**ASSIGNMENT**
Work out how many lines in the material beneath contain "Construction". Give only that number.

**SOURCE RECORDS**
┄┄┄┄┄┄

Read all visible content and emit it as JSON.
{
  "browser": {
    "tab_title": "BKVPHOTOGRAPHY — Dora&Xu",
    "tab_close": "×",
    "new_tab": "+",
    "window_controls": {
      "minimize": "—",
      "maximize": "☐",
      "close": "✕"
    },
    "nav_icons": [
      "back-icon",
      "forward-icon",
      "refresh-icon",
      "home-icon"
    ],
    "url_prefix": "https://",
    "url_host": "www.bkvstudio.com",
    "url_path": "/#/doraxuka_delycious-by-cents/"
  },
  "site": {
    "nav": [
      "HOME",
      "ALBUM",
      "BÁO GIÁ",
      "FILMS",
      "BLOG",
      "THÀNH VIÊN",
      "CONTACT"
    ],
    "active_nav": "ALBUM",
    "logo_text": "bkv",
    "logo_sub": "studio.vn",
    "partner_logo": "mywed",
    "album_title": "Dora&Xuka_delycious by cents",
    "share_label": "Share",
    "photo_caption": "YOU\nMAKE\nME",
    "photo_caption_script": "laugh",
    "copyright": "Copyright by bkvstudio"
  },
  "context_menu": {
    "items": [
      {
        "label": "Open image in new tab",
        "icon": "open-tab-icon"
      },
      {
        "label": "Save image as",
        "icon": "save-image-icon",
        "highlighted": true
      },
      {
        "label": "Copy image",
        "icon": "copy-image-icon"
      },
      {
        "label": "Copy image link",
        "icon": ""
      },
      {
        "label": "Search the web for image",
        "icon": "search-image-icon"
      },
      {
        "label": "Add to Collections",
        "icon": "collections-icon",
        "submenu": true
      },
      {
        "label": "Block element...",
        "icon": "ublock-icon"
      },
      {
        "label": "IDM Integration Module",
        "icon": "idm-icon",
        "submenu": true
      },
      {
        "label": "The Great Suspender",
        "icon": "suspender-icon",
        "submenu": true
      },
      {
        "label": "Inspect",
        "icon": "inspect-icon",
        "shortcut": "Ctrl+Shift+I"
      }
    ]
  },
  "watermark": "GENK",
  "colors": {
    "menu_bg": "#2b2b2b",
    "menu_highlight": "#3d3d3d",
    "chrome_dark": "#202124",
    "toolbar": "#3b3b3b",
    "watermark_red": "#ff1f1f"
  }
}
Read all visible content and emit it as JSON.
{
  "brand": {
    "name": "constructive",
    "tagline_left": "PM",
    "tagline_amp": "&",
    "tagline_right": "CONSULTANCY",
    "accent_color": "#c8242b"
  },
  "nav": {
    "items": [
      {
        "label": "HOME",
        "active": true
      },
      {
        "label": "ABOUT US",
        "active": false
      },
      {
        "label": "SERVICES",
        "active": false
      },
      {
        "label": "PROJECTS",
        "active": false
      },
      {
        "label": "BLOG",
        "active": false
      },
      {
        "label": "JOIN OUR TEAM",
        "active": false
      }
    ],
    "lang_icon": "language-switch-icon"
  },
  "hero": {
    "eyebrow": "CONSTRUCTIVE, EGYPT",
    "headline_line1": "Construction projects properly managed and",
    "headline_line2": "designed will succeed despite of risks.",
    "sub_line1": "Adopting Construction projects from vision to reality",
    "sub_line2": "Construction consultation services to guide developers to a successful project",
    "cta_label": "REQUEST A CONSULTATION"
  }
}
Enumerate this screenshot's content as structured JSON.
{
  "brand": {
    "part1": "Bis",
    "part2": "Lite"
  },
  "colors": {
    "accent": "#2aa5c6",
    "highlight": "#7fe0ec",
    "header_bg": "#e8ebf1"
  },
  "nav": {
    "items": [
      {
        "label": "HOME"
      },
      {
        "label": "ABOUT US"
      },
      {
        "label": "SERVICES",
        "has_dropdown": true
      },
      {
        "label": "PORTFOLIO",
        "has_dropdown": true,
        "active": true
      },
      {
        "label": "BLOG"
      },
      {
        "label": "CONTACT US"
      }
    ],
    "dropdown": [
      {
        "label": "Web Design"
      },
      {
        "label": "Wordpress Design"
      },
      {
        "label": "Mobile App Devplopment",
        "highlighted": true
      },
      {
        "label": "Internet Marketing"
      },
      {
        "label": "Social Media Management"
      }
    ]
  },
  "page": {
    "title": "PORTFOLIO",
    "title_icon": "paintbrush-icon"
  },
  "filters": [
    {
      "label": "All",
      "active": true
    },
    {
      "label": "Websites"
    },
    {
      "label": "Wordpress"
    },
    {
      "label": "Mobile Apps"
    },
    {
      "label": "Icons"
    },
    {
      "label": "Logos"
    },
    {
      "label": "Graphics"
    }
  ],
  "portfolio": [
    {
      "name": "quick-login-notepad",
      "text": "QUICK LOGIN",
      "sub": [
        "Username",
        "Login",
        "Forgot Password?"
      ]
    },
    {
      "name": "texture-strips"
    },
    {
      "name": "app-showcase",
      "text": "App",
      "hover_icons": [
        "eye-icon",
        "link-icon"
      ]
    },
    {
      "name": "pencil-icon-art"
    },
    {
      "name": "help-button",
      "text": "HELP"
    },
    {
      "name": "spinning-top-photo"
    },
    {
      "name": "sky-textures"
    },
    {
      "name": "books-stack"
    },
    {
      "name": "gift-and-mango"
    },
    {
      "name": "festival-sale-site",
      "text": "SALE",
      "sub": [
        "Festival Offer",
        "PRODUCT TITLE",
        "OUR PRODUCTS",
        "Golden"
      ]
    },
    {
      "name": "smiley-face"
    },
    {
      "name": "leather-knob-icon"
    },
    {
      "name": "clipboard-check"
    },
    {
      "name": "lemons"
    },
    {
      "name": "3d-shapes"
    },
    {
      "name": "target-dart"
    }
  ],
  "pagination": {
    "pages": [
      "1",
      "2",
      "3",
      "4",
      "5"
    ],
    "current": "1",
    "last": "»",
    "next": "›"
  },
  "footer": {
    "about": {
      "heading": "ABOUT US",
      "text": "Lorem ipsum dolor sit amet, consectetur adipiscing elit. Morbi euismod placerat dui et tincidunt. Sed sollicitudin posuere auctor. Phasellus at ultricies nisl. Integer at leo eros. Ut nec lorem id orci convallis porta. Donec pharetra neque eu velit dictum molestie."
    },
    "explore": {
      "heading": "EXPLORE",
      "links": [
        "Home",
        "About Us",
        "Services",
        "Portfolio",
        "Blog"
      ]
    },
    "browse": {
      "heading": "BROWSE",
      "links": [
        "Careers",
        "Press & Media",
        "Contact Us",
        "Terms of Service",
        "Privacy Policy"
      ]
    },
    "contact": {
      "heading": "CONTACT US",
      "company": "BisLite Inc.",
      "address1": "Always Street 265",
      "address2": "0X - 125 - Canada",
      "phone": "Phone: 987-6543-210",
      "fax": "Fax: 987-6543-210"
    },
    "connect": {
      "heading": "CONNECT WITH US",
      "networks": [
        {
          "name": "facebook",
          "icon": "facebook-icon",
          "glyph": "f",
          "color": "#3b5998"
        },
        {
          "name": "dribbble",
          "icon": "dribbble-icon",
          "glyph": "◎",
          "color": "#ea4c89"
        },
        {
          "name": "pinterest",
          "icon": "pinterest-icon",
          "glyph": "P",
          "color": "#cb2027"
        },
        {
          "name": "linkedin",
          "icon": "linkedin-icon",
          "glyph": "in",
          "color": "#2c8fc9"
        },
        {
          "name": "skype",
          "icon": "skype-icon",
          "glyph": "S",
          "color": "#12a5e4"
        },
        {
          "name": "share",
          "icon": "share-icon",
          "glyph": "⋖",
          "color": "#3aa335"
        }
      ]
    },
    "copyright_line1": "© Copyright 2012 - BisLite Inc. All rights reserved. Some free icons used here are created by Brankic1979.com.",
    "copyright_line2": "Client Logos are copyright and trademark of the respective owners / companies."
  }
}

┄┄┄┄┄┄

**ANSWER**
3